He told us that if we were hard working and dedicated that one day we could all become Eagle Scouts. My friends and I decided that if we kept each other accountable we could all earn the rank together.

Olson was a very large impact on my scouting career and in my life as a whole. When I was in the fourth grade, he died unexpectedly and forever changed my life as well as the life of my friend.

After he died, I made a promise to myself that I would see my journey through and finish what I started. This would turn out to be much harder than I had originally expected. As the years went on my goal seemed more and more lofty.

Upon entering high school, my time became preoccupied with new sports and clubs that I had not experienced before. I had to re-prioritize my time according to school and football, leaving very little time for camp outings and scout meetings. This new amount of time constraint left me very little time for scouts and made it much harder to advance in rank. In addition to that, I was now the older scout which made the age gap between myself and many of the younger scouts very apparent to me.

Despite these set backs I did my best to stay on top of my responsibilities and continued to advance in rank. When I reached the rank of Life Scout I knew it was time for me to start planning my Eagle project. An Eagle project is the largest feat to tackle in all of scouts. It takes time, money planning and dedication. A scout must also reach the rank of Eagle before they are 18. I had just turned 17 when I began planning mine.

One of the former Scout Leaders approached me about a renovation project that would take place at the Catholic Diocese of Fresno Headquarters. There I would have to renovate the pathway along the Pastoral Center fountain.

The whole project took months of planning from March to September, filled with both success and setbacks. I had to take measurements, get approvals, fundraise, learn skills in pouring concrete and most importantly learn how to stay persistent on the goal at hand.

When I finally had all the preparations, the project itself took a total of two eight-hour days full of hard labor. My project had us, the boy scouts of 223, doing demolition of the decayed concrete that was there. Once the old concrete was out, we encircled the fountain in new concrete. Then after letting the the concrete dry, grass was planted on the remaining area of where the old concrete used to be.

The condition of the cement around the fountain was unleveled with many holes, cracks and rocks sticking out. Starting at 6 a.m., we would arrive at the fountain on the Pastoral Center on San Joaquin Memorial Campus. We dug a four inch hole around the outside of the two inch decayed concrete. The scouts broke up into two even groups of boys working on one half or the other. Equipment such as sledgehammers, picks and shovels were all provided to demolish the concrete.

We made footings, planted rebar and steaked the forms, all with the help and guidance of our concrete expert and Facility Manager Hector Garza. The old broken concrete was carried off in wheel barrows and put in the trailer to be taken to the nearby dump.

The cement was poured at 6 a.m. the next morning and was set to dry ending at 8 p.m. It’s surface will then be smoothed and the cement will dry. There was two paths of stepping stones put out leading to the sidewalk. Following three days later at 4 p.m. the wooden steaks were taken out and grass was planted on the remaining dirt.

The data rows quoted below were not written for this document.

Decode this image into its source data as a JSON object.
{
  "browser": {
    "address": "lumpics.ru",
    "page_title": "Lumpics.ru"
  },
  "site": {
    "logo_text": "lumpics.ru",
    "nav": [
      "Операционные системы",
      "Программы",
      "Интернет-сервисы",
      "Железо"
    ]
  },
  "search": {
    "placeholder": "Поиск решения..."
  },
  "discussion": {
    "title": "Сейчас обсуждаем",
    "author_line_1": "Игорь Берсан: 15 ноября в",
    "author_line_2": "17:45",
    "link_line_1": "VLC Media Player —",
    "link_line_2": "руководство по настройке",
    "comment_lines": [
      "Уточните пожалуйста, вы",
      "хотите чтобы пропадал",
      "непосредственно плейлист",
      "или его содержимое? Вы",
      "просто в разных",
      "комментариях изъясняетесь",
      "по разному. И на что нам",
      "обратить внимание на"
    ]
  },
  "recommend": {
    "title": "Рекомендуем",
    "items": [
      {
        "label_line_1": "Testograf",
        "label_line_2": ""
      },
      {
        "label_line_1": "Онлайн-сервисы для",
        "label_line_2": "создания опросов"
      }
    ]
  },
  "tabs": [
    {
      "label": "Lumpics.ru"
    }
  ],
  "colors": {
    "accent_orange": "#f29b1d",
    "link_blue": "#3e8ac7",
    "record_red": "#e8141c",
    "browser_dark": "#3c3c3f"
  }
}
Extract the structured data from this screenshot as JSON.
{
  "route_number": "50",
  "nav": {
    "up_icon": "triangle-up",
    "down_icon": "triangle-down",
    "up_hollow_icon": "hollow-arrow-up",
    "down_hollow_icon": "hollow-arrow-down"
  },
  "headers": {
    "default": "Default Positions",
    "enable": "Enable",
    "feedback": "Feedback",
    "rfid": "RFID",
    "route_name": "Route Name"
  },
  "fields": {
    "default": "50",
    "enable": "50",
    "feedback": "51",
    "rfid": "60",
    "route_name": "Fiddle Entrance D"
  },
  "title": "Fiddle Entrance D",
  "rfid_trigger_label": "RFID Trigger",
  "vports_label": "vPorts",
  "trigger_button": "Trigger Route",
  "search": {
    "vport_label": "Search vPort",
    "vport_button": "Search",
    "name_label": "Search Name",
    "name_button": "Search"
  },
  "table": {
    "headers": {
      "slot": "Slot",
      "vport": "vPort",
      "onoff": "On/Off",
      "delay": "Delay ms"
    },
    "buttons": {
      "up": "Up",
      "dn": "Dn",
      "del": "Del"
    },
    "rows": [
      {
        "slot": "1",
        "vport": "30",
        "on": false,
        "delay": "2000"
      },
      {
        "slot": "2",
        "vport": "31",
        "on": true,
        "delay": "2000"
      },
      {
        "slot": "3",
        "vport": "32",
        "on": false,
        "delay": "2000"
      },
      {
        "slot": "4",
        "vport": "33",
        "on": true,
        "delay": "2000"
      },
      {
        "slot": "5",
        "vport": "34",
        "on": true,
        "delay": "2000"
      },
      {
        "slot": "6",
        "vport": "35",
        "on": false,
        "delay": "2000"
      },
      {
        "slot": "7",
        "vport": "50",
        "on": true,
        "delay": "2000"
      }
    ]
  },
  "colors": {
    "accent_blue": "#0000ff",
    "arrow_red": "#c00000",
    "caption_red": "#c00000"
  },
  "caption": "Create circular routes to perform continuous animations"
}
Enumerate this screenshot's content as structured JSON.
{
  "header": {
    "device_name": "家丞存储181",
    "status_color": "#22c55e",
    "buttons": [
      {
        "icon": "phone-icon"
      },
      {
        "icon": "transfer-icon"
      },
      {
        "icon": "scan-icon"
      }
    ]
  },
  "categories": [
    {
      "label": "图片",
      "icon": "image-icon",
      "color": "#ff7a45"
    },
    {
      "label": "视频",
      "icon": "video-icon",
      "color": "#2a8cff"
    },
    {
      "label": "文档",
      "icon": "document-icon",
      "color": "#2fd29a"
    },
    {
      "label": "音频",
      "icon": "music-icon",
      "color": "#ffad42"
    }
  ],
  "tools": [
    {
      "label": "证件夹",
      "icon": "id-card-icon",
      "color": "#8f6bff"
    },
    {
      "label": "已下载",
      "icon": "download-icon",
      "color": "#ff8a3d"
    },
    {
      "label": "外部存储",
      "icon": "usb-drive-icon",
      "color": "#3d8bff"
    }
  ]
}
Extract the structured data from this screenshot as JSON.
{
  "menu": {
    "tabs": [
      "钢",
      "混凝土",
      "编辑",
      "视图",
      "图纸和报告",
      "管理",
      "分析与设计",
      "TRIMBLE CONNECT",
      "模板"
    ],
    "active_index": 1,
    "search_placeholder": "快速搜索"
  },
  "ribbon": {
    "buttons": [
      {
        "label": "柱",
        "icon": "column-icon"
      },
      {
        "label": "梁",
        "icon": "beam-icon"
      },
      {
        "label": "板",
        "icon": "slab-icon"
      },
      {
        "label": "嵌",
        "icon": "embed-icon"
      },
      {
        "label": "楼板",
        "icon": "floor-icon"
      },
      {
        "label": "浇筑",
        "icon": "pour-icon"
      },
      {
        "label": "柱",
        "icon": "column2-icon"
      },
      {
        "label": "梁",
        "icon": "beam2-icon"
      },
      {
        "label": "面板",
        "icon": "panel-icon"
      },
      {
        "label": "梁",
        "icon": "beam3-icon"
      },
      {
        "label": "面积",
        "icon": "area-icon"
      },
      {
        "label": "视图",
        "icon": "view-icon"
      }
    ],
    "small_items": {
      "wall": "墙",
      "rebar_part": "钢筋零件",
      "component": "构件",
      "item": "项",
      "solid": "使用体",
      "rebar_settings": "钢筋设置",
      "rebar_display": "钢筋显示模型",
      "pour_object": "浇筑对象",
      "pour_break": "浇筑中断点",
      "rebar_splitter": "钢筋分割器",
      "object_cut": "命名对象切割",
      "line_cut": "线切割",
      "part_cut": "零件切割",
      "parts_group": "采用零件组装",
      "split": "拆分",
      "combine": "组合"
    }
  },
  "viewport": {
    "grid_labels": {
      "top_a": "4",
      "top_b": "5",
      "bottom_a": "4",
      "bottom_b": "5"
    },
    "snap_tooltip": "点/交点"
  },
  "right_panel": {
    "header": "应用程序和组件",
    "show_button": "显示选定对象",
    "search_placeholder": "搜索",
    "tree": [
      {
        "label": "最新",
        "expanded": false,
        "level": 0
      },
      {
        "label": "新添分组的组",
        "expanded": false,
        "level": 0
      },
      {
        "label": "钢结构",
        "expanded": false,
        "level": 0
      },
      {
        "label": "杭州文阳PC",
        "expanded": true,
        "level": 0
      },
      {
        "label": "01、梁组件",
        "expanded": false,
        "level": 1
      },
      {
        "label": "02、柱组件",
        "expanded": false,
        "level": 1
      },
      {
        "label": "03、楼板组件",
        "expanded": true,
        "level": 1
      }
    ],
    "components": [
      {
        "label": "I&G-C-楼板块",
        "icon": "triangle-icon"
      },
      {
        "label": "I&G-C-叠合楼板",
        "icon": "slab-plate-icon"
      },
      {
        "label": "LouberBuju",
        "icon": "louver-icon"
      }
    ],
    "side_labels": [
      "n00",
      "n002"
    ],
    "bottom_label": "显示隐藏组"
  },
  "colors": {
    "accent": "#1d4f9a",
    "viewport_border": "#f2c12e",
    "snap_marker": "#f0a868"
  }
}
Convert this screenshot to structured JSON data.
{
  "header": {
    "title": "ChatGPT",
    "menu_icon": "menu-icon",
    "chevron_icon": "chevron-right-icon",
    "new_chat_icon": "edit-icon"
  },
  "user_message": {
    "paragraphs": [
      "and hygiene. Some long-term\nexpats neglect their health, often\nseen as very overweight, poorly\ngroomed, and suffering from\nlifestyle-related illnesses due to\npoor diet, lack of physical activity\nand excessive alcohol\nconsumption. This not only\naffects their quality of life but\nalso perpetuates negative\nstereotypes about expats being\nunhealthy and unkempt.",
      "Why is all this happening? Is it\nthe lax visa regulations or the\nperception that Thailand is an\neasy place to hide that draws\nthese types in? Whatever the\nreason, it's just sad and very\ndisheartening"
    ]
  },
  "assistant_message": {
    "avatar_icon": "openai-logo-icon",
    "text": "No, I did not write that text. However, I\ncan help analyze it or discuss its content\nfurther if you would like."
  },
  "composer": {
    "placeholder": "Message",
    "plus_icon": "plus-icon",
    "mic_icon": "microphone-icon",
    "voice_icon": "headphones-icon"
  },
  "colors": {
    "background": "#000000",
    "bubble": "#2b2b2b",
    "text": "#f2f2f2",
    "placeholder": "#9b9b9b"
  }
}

Following my project, I had to take my final step: presenting myself to the Board of Review as an Eagle Candidate. Then after an hour and a half, my 13-year journey came to an end as I had passed the interview and was named an Eagle Scout.

As of May 5, I officially took on the rank of Eagle Scout following my Court of Honor Ceremony. This was a very unique event not only because attaining this rank is very rare, but because three of my friends were also awarded the rank of Eagle Scout alongside me.

This writer can be reached via Twitter: @mckaymohun. Follow The Feather via Twitter: @thefeather.

For more opinions, read the April 25 article, Melendez attends select USD preview, confirms college choice.

For more articles about Boy Scouts, read the December 3, 2009 article Daniel brothers soar to top Boy Scout rank or May 9, 2002 article Benefits of Eagle Scout rank evident to students.

By |2013-05-14T00:00:00+00:00May 14th, 2013|Column, Uncategorized|0 Comments